Like an army of minature Stonehendges, beguiling stone formations have been found in around Madison, Connecticut. The Hartford Courant reports that retired engineer and local resident Tom Paul has personally found thousands of them, and has taken to calling these chunks of rock "The Hammonasset Line", a string of stone walls that align during the solstices with snake-shaped rocks, white quartz boulders, cairns (human made stone piles) and prayer seats.
Mr. Paul's belief is that the solar alignment runs from a Native American council rock on Long Island clear across the Long Island Sound, through Madison and Killingsworth, northwest through Waterbury and eventually all the way up to the Berkshires and into the Catskills. Mr. Paul told the Courant he thinks many of the stone formations date back thousands of years and were constructed by Native Americans to mark the sunrise of winter solstice and the sunset of summer solstice.

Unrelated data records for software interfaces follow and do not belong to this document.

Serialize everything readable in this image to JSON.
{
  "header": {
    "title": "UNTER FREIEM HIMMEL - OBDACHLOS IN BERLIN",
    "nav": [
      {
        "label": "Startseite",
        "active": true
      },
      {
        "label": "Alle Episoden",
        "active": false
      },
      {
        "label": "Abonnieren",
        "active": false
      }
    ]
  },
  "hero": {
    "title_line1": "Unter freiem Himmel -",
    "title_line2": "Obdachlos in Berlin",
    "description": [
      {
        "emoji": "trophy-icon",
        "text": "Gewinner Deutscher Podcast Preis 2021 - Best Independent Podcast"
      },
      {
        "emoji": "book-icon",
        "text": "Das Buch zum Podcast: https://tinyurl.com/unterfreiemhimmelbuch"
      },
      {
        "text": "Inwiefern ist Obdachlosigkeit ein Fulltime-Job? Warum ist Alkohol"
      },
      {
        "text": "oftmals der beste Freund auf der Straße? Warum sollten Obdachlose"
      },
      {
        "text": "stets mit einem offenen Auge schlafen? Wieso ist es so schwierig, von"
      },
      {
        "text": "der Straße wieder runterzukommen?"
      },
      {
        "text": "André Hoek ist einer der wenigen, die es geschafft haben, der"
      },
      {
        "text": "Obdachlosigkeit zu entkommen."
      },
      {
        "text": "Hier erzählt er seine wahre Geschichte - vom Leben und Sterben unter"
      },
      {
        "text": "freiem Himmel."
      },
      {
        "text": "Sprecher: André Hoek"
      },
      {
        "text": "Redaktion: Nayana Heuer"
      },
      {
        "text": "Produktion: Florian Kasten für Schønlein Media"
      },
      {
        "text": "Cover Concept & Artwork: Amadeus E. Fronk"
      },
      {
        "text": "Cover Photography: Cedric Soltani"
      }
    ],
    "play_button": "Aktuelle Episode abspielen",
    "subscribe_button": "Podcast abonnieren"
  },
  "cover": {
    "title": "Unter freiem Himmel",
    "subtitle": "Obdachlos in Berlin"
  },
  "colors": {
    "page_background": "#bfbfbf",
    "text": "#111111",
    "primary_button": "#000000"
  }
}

The very land that surrounds his backyard is rich with stone carvings, all of them lining up along the solstice to the 720-foot Bluff Head in Madison. "They are all along this line," he said to the Courant, "it's like looking through a gunsight at times."
Having spent years hiking along the line, Mr. Paul has been able to document the observation platforms, cairns, stone structures, prayer seats and rock piles that were built to resemble turtles and snakes, animals that figure prominently in Native American lore. The solstice lines follows 318.5 degrees northwest on a compass, traveling across the headwaters of the Delaware River, Lake Ontario in New York, Lake Huron in Michigan, and Manitoulin Island in Canada. These are all places where Native Americans lived for thousands of years.
The vice president of the New England Antiquities Research Association thinks Mr. Paul might be onto something, stating that tribes in the Southwestern United States, a swell as in Mexico and Central and South America, built stone structures such as the Hammonasset Line.
"When you've seen the things I've seen, you know no farmer did it. Archaeologists usually pay attention to the stuff below the earth and haven't paid enough attention to the surface stuff. It's time to change that."